“Woo-hoo! Get over here, you little fart! Oohhh, I’ve missed you!” I think I heard some form of that greeting more than 100 times in my life. But it’s over. There’s no going back to the place I heard it.
Team-lifting Grandma O’s couch out of the truck with my brother this past Saturday morning, it dawned on me: This very second, right now, exactly — moving grandma into a senior living community — is one of those moments we never anticipate. It was such a poignant thought, if I had tried to verbalize it, I would have burst into tears. Thank God for the task at hand to distract me.
Losing our final biological grandparent to the grips of dementia has been a fairly gradual, sad separation. She hasn’t yet lost her life, but she’s certainly lost IN this life, exhibiting the most common traits of Alzheimer’s Disease and having been so diagnosed. It’s too hard for me to think about, let alone document, the troubling changes in her behavior and how they hurt our close-knit family. I know our experience with this tragedy is not entirely unique and other families’ accounts are well-documented. Suffice it to say, she’s increasingly confused and angry about where she is, why she’s not “at home” — wherever she thinks that might be — and scarcely remembers me, my wife and children, or how we all fit together even when we’re in the same room. Never mind all the moments of the past 40 years we’ve spent together, she’s likely to forget what we talked about in the past 5 minutes.
I wish I had taken better mental notes of my final moments in her house. The last Easter, Mother’s Day, Father’s Day, Thanksgiving, Christmas, or even just my last beer with her at the dining table in her tiny kitchen. What was the last joke my cousin Kyle told me there? Who was the last person with whom I shared a long, lingering goodbye? Did Grandma stand at her front door waving as I drove away, and did I beep my car’s horn in reply? I must have. I always did.
None of us knew when or how this time would come, when the landscape of our holidays and lifelong family traditions would change forever. That’s what moving Grandma O out of her house represents to me. To be sure, the deteriorating health and eventual passing of each of my grandparents has been cataclysmic in its own right, triggering shockwaves throughout my extended family, reshaping our traditions and relationships. But this feels like the big one. The last one. And yet she’s still here… another helpless witness to the culture shift. So, rather than a positive transition allowing her to live out the rest of her life with quasi-independence, this feels more like throwing in the towel; the final resignation; failure; loss.

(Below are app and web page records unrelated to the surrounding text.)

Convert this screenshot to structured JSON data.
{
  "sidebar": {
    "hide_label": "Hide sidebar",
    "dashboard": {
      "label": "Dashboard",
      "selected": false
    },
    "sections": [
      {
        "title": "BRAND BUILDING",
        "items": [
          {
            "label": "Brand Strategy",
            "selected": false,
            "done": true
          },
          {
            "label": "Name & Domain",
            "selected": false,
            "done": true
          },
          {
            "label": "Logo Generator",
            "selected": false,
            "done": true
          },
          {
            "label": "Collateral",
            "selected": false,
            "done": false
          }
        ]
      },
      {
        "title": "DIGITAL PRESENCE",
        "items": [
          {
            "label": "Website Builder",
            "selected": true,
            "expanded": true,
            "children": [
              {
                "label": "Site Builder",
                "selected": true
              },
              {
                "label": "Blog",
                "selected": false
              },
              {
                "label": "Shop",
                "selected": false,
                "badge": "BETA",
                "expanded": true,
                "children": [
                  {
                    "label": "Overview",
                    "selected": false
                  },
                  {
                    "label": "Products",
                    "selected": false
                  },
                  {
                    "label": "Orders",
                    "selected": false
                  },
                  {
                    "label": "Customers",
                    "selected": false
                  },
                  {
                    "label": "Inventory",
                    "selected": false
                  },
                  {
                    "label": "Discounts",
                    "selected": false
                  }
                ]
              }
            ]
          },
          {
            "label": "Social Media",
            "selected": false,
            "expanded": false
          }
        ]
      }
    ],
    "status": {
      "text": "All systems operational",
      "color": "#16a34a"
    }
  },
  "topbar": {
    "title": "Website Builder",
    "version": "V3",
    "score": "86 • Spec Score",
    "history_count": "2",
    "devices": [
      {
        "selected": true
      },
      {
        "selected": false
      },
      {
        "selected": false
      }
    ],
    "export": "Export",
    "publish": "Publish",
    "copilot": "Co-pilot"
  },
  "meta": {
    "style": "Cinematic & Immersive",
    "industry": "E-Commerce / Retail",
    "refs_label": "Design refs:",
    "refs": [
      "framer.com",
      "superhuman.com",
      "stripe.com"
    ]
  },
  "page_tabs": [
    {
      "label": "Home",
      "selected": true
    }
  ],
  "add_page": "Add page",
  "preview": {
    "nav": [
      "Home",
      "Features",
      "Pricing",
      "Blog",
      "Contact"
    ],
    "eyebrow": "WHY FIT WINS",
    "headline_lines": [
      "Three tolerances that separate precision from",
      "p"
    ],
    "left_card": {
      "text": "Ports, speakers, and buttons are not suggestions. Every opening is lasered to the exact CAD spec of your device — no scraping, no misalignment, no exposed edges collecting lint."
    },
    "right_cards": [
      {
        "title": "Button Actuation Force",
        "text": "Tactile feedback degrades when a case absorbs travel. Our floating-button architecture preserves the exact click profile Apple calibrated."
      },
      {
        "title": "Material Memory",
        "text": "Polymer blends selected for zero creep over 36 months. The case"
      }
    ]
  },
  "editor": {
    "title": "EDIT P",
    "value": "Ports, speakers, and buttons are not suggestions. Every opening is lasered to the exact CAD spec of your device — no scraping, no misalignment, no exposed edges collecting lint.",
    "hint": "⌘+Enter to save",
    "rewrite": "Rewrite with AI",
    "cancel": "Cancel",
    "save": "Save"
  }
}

I wish I could close my thoughts with some consoling, insightful takeaway, but that doesn’t fit with my brooding nature. Some things just never get better or less sad to me; not that I’m constantly morose. Yes, I have a large, amazing family, and we’ll continue to gather for holidays and celebrate each others’ major life events. I know traditions inevitably evolve over time, especially with regard to where they are carried out and who’s keeping them going. I accept those things. I don’t struggle so much with change per se as with having it forced upon me.
On second thought, I guess that’s exactly what it means to struggle with change. Without life pushing me in certain directions, I’d no sooner be inclined to change spending Christmas Day at my grandma’s house than I would be to change my last name. Change dictated by ourselves hardly feels like change at all. Aging and diseases rob us of that control. Time marches on, change is inevitable, and I DO have a problem with it.
When I think about Grandma O waking up in her new, unfamiliar place, living amongst and being cared for and visited by unfamiliar faces, I’m afraid I’m destined for that, too. And I’m afraid, going forward, holidays are going to trigger that fear in me as we try to figure out what our new traditions will be.